It was buried in the back of my recipe box, yellowed with age and slightly tattered. But there it was--my old tuna casserole recipe, a reminder of our early married days.
Back then, I'd learned how to stretch a meatloaf ten ways and yes, how to create casseroles that stretched our tight budget just as ingeniously.
I took that tuna casserole recipe and put it on the kitchen counter. In both real and symbolic ways, it was time....
My husband and I had come of age with Depression-era parents who had counted every penny forever after. We learned thrift in our respective households--mine in the city, his on a farm in the country.
The lessons took, and at the beginning of our marriage that background stood us in very good stead.
My husband, a newly-minted lawyer, made even less money than I did as a first-year middle school English teacher.
We lived so frugally that even a movie--ninety-nine cents at that time--was a splendid indulgence.
Our major investment was our tiny Cape Cod house, one that cost $12,000 in 1960, and required a $400 down payment that we struggled to put together.
I swapped clothes with my sister so that my students wouldn't see me in the same outfits so often. My husband continued to wear suits that had a suspicious sheen--the symptom of their advanced age.
And life was wonderful.
We both look back on those years as some of our best. Life was deliciously simple. We had no financial advisers because we had such skimpy incomes.
We had one car that managed to get us where we both needed to go, if we both stuck to a strict itinerary.
Vacations? A day trip to the New Jersey seashore with lunch packed in a shoe box and sand in our shoes for weeks afterwards.
My husband's bachelor apartment sofa, originally purchased at the Salvation Army for $28, was the centerpiece of our living room for those first couple of years.
Our parties were with couples in similar circumstances. Spaghetti and meatballs--nobody called it "pasta" back then--was often on the menu and the wine that went with it was cheap.
And when it was just the two of us, tuna casserole was a mainstay of our weekly diet. Its mix of noodles, tuna, canned mushroom soup, and peas became a celebration when I sprinkled on potato chips as a topping.
The years passed, and Providence smiled more kindly on us. We needed a bigger house when three daughters filled the little Cape Cod to bursting.
Our next house seemed a palace--the girls even had their own bathroom.
Life got more complicated, and a bit less fun, as we joined the legions of America's consummate consumers. We had things...more things than we needed.
On the day we got a second TV, I remember feeling something akin to guilt. When we got a third, I didn't tell my thrifty parents. The omission was deliberate.
The years flew by, and suddenly, our daughters were gone, off to college campuses and then to lives of their own.

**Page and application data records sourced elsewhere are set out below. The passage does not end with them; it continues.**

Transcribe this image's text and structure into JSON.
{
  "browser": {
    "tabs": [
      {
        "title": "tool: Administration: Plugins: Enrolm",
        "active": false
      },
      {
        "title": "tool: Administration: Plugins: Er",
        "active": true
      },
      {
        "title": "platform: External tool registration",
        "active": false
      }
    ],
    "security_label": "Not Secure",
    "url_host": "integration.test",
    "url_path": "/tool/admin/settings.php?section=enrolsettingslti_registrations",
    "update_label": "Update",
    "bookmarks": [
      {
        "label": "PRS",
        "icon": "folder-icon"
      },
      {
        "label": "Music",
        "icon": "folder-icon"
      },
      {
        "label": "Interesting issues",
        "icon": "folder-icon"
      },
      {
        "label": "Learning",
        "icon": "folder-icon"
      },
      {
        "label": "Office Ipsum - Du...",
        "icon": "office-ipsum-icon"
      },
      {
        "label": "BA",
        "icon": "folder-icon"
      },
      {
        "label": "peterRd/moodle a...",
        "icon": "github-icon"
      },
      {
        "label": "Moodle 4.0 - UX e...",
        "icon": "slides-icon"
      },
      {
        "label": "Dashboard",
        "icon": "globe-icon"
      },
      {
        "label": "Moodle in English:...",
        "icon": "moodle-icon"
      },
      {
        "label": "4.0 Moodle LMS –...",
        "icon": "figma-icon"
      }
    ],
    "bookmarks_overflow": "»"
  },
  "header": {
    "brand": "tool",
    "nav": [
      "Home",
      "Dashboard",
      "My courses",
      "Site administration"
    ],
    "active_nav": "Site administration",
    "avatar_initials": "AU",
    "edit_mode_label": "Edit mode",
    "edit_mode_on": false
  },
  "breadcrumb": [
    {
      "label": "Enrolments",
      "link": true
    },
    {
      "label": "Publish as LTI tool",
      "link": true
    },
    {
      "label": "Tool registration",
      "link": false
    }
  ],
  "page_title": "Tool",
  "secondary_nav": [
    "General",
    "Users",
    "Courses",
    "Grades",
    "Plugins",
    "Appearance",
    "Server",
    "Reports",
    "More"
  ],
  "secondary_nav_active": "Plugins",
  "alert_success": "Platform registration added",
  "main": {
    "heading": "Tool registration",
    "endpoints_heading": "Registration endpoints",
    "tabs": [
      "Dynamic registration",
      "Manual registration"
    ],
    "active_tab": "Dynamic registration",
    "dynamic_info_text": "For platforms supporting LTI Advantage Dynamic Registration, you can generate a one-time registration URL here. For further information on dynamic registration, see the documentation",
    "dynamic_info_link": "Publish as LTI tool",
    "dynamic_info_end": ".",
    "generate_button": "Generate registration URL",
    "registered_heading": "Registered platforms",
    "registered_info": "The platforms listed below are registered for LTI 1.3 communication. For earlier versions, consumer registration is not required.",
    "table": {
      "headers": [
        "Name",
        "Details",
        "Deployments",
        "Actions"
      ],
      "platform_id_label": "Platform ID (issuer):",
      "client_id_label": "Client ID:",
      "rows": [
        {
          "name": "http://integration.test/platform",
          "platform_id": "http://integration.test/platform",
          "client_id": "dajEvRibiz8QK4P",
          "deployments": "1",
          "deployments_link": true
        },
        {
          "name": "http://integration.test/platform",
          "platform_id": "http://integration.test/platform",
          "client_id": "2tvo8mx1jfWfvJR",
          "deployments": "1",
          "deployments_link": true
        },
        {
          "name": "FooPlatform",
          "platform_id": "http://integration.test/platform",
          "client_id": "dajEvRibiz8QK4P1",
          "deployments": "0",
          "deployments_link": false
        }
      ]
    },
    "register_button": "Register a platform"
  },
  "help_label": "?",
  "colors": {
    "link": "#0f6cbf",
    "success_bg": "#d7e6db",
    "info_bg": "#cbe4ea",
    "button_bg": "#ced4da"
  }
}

America was in its golden years, and so were we.
There were vacations, nicer cars, and dinner parties where shrimp dishes and exotic Asian foods instead of spaghetti and meatballs, were on the menu.
I had the luxury of being a freelance writer--one without any salary or benefits, of course, but ideal for my restless nature.
We thought it would go on and on. We thought our retirement was as safe and secure as the giant, presumably rock-solid companies in which we had invested.
The wake-up call came during several sobering conferences with our financial advisor--yes, we now had one of those.
The national economy was in a free-fall. Wall Street was having a nervous breakdown. Our savings were depleted.
We had blinked, and a whole generation had slipped away. We found ourselves reliving some aspects of our parents' lives.
While we've been more fortunate--we're blessed with some degree of economic security as retirees--but our outlook is fixed on caution.
When you drive to a store that once was there, and suddenly it's not, that's scary.
When contemporaries who shared Camelot with us are wondering whether their pensions are safe, and whether they can keep their homes, optimism is a scarce commodity.
We may have lost some of our hard-won savings, but we've gained something in the bargain. Perspective.
Friends and neighbors are talking to each other more and with more openness. We're all in this together, or, as somebody called, we're experiencing "creative commiseration or mild depression era syndrome."
We're remembering that living small, not large, can be rewarding.
We recently invited some friends over to play charades and sing old songs with us. It was glorious. We proudly served spaghetti and meatballs.
And I can't wait to make my old tuna casserole.
I suspect that it will taste just as wonderful as it used to.
Have a great day!